The current prospective study examined whether the alliance predicts outcomes in psychopharmacology, while controlling for previous symptomatic change throughout the course of treatment. Data from a psychopharmacological randomized controlled trial for the treatment of adult major depression (n = 42), including the patients' rating of the alliance with the physicians, were analyzed. Multilevel models controlling for autoregressive lag of the dependent variable were used in all analyses to examine the effect of alliance on outcome.
Results showed that the effect of alliance on outcome, while controlling for prior symptomatic levels, was significant and restricted to the middle phase of treatment (week 4, p = 0.005), when most of the reductions in symptoms were observed. Exploratory analyses of the differences between placebo and medication conditions suggest that the differences between the patients in their average alliance levels predicted a greater reduction in symptoms in the placebo compared to the medication conditions (p = 0.008).
The findings suggest an effect of alliance on outcome in psychopharmacology, which is not merely the result of previous symptomatic levels. This effect may be more robust in conditions that do not include active treatment (placebo), possibly serving as a compensatory effect.
Source: Journal of Psychotherapy and Psychosomatics
Full bibliographic information:

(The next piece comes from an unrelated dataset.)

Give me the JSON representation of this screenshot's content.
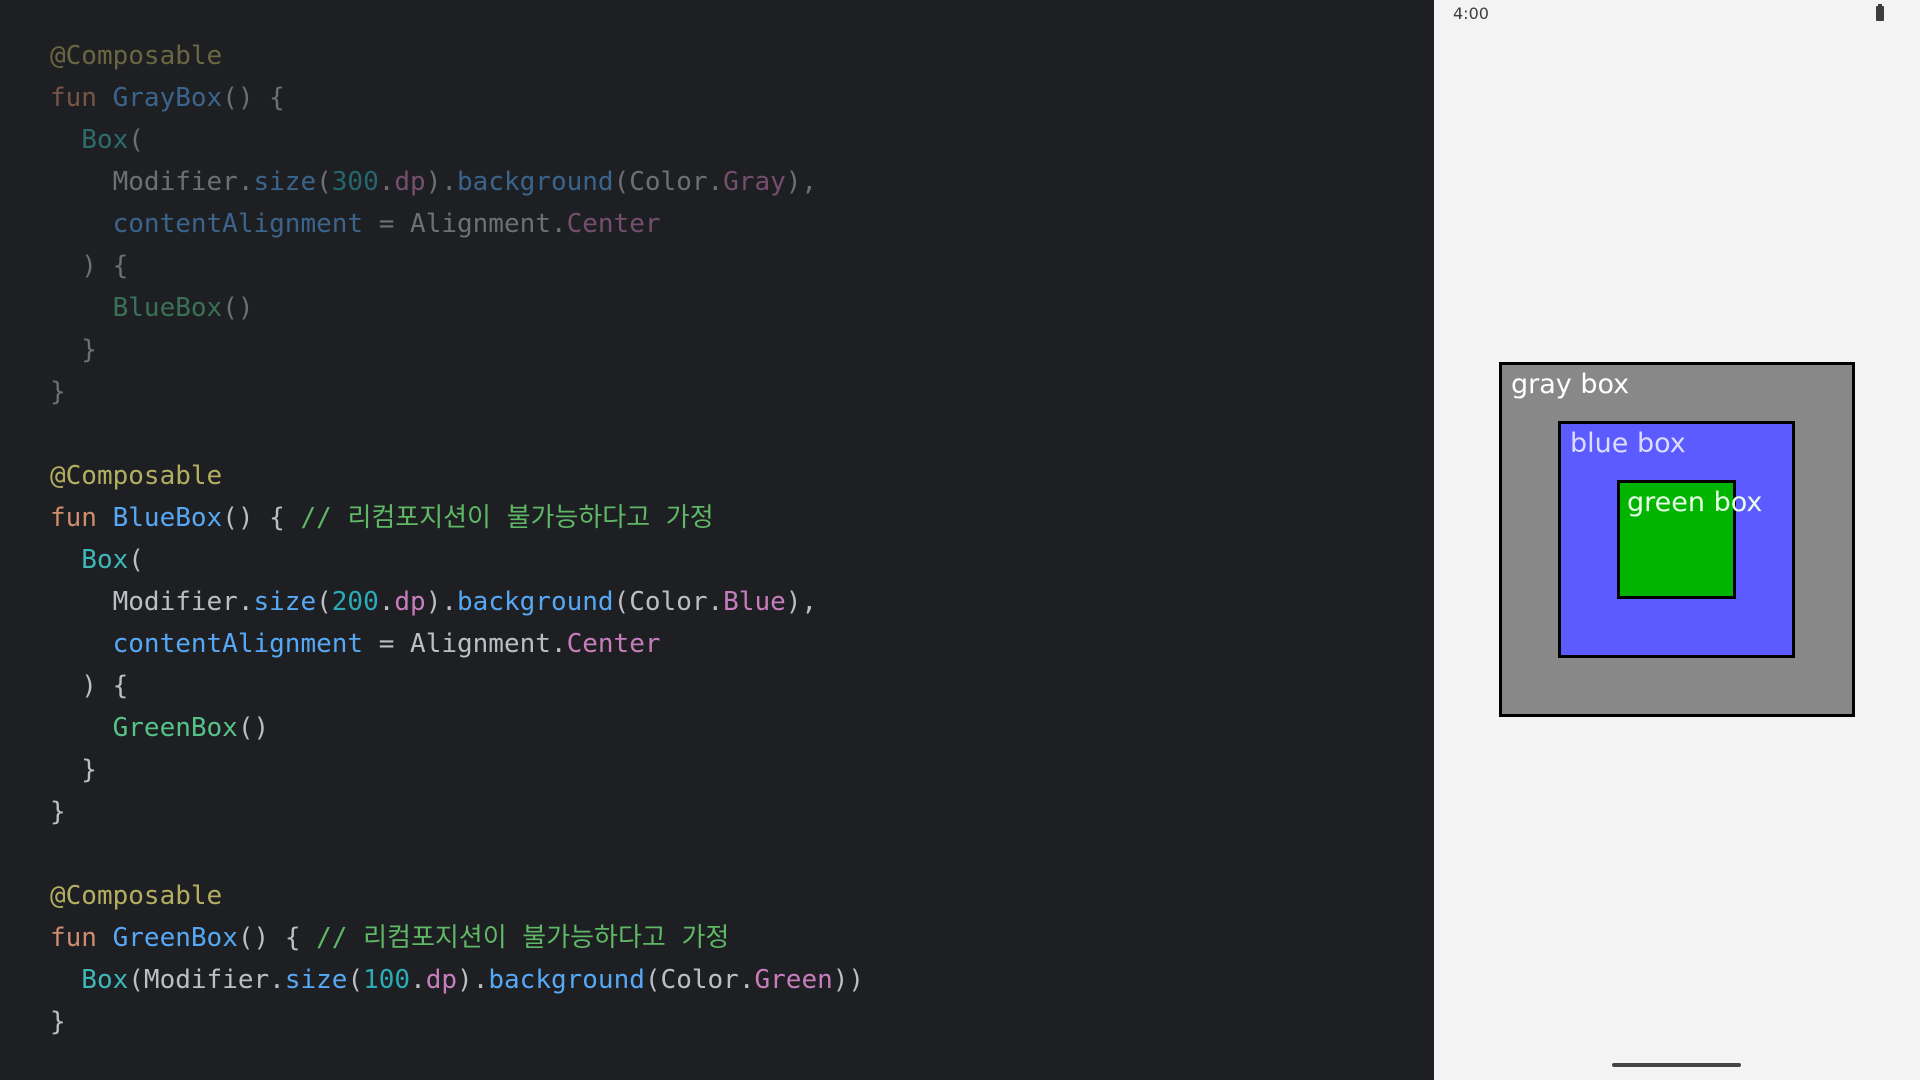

Zilcha-Mano S, Roose SP, Barber JP, Rutherford BR. Therapeutic Alliance in Antidepressant Treatment: Cause or Effect of Symptomatic Levels? Psychother Psychosom 2015;84:177-182